Cyclo Chain Wear Indicator

The packaging is robust and simple, my only negative would be, does it actually need to be made out of plastic as maybe cardboard would be better from a re-cycling point of view. This is obviously a relatively minor thing as on the flip side, the design is pleasing to handle and gives an impression of the product being sturdy and functional

I have used this product before on numerous occasions, as it happens it was one of the first things I bought after completing my City and Guilds in bike maintenance.

I think to anyone with a little bit of mechanical aptitude this tool is intuitive to use. If you’ve gone out to buy a chain wear indicator in the first place, this suggests you would be looking for some sort of reference point as to how worn the chain is. 100% and 75% are clearly stamped into the metal . In addition, common sense would tell you to place the tool in such a way as the figures are the correct way up to read so it is obvious what extent of wear you are looking at.

I think the instructions are very clear, in fact the diagrams on there own are almost sufficient without the text. You could probably add a couple of symbols to the diagrams which would make it even more obvious i.e in figure 3 (b) maybe a cross together with a dustbin/recycle bin symbol to indicate the chain needs replacing, in figure 3 (a) a tick or a thumbs up symbol to indicate it dosen’t. The only benefit in doing this would be to avoid having to have instructions in different languages if you were exporting abroad, otherwise I think there is more than enough information to use the tool properly

I suppose the thing with chain indicators is that you really have to be quite a keen cyclist to bother with one. Chains don’t wear out that often and unless you are keen on maintaining your own bike then you are more than likely to take it to someone else. Also if you know someone who owns one, it is such a quick check to see if your chain is worn you probably wouldn’t think it necessary to buy one yourself. That said, if it isn’t expensive then it isn’t a big issue to have one in your tool box. I would definitely recommend this product to my friends if they were looking for this type of tool. I happen to own another chain wear indicator (Park Tool CC-2) which is at least three times the price and whilst it does give you a more precise measurement of wear, realistically is that necessary? It is also a little bit more complicated to interpret. So in my view, simplicity is best. A sturdy tool that is easy to use and has clear instructions.
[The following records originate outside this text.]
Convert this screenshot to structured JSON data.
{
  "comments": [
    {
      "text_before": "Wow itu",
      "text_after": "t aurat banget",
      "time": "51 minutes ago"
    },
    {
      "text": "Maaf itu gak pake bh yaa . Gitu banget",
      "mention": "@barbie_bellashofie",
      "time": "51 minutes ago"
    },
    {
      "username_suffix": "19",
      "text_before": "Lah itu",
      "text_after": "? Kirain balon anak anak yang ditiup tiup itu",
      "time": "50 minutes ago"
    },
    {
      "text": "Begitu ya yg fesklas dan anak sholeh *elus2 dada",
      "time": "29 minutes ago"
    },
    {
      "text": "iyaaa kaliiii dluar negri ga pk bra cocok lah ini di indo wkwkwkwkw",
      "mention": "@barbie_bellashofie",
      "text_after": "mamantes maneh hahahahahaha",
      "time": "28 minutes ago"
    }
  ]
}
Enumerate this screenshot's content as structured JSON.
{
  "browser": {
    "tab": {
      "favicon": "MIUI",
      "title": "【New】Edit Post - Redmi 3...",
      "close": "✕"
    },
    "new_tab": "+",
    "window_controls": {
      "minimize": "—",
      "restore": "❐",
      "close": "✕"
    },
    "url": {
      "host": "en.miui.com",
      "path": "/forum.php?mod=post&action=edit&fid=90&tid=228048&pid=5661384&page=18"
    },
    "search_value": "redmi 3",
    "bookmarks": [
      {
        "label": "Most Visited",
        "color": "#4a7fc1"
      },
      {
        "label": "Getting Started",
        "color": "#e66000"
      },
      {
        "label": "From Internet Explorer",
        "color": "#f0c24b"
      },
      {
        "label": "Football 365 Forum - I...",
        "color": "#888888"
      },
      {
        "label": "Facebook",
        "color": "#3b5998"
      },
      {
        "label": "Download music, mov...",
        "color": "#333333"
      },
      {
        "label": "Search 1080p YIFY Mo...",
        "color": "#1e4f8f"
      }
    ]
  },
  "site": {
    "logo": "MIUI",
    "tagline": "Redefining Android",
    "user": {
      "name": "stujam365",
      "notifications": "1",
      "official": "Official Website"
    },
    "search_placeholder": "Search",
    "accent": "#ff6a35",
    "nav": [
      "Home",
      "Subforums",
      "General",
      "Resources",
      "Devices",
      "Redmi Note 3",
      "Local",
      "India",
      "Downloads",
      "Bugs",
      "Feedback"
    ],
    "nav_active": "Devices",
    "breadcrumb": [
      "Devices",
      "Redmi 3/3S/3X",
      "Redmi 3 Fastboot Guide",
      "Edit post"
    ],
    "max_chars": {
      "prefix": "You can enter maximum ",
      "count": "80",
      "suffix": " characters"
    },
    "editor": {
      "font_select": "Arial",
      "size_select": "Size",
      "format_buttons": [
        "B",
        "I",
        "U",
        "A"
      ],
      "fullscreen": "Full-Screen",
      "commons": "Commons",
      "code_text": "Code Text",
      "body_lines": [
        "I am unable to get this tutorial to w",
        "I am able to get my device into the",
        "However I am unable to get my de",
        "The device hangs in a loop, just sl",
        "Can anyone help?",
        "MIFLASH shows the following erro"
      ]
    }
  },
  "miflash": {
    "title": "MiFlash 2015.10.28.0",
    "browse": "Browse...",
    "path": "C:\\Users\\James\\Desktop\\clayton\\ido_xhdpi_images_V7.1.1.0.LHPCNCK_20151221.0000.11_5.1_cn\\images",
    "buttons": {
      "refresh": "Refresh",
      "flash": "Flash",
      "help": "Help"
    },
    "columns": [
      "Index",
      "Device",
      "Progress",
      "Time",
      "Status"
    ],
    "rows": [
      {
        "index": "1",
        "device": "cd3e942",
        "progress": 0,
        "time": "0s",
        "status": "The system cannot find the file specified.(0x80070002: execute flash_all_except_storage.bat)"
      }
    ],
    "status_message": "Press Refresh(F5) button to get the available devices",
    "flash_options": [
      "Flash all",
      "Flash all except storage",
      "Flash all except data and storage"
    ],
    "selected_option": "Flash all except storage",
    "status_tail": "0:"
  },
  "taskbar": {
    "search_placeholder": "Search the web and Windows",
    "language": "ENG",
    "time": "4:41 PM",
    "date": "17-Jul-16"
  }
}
As I have mentioned, I already own a cyclo chain wear indicator and since October last year when I started doing some work as a mobile bike mechanic, I have used it on dozens of occasions. When I am discussing what work is needed with a customer on their bike, I have got into the habit of quickly checking chain wear. This can help in giving them an idea of whether we’re talking a quick service with minimal extra costs, or potentially if a new chain is needed, then they are looking at quite a bit more as a new cassette may also be needed depending on what mileage it has done and how many chains the cassette has been used with previously. I think this also gives them a bit of re-assurance that their bike is going to be thoroughly looked at (and makes them think I know what I’m talking about) I have mentioned the park tool cc-2 chain wear indicator which I got as part of a tool set I bought. I suppose you could say that the cyclo chain wear indicator is very simplistic and only gives you an approximate measurement, whereas the CC- 2 is able to measure in smaller increments. I honestly don’t think this is necessary, and for all but the most particular cyclist the information the Cyclo tool gives you is more than sufficient. I suppose my best evidence for this is that the one I have to hand on my bench is the Cyclo chain wear indicator.

In terms of cost, I think that £5.99 is a fairly reasonable price, however there are cheaper ones out there on the market. For this type of chain wear indicator, prices seem to range between £3.50 (Bizman chain wear indicator at Evans cycles) to £6.99 (Park Tool CC 3.2 at Probikekit) In fact the Cyclo one is sold at Chain Reaction Cycles at £4.99. Given that it’s a piece of metal with no moving parts that seems to be quite a wide price range. I haven’t handled the Bizman chain wear indicator, so I don’t know what the quality/thickness of metal is, however £4.99 would probably be my favoured price point to be competitive.




Good instructions




Maybe a Pound too much!

More environmentally friendly packaging,

Could you do one that has a 6mm hole drilled in it so you can put it on your tool board


Overall rating